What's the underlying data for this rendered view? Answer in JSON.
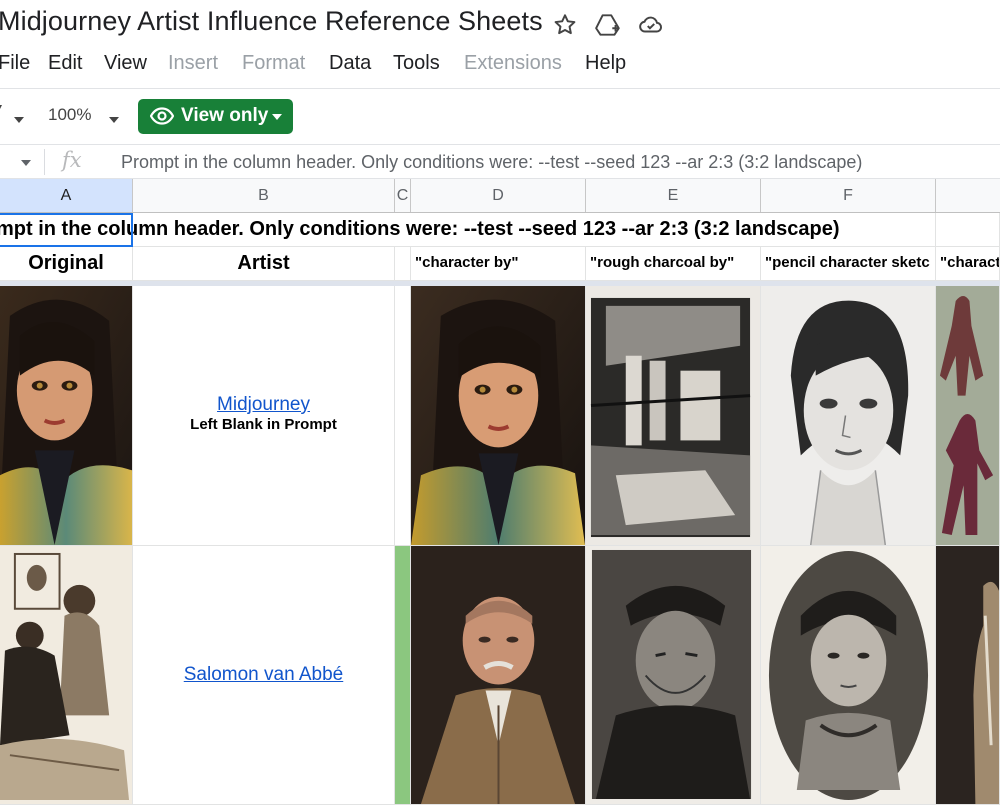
{
  "document": {
    "title": "Midjourney Artist Influence Reference Sheets",
    "icons": [
      "star-icon",
      "move-to-drive-icon",
      "cloud-status-icon"
    ]
  },
  "menu": [
    "File",
    "Edit",
    "View",
    "Insert",
    "Format",
    "Data",
    "Tools",
    "Extensions",
    "Help"
  ],
  "menu_disabled": [
    "Insert",
    "Format",
    "Extensions"
  ],
  "toolbar": {
    "zoom": "100%",
    "view_only_label": "View only",
    "accent_color": "#188038"
  },
  "formula_bar": {
    "fx": "fx",
    "content": "Prompt in the column header. Only conditions were:  --test --seed 123 --ar 2:3 (3:2 landscape)"
  },
  "columns": [
    "A",
    "B",
    "C",
    "D",
    "E",
    "F"
  ],
  "sheet": {
    "banner": "mpt in the column header. Only conditions were:  --test --seed 123 --ar 2:3 (3:2 landscape)",
    "headers": {
      "original": "Original",
      "artist": "Artist",
      "d": "\"character by\"",
      "e": "\"rough charcoal by\"",
      "f": "\"pencil character sketc",
      "g": "\"charact"
    },
    "rows": [
      {
        "artist_link": "Midjourney",
        "artist_note": "Left Blank in Prompt"
      },
      {
        "artist_link": "Salomon van Abbé",
        "artist_note": ""
      }
    ]
  }
}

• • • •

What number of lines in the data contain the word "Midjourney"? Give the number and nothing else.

2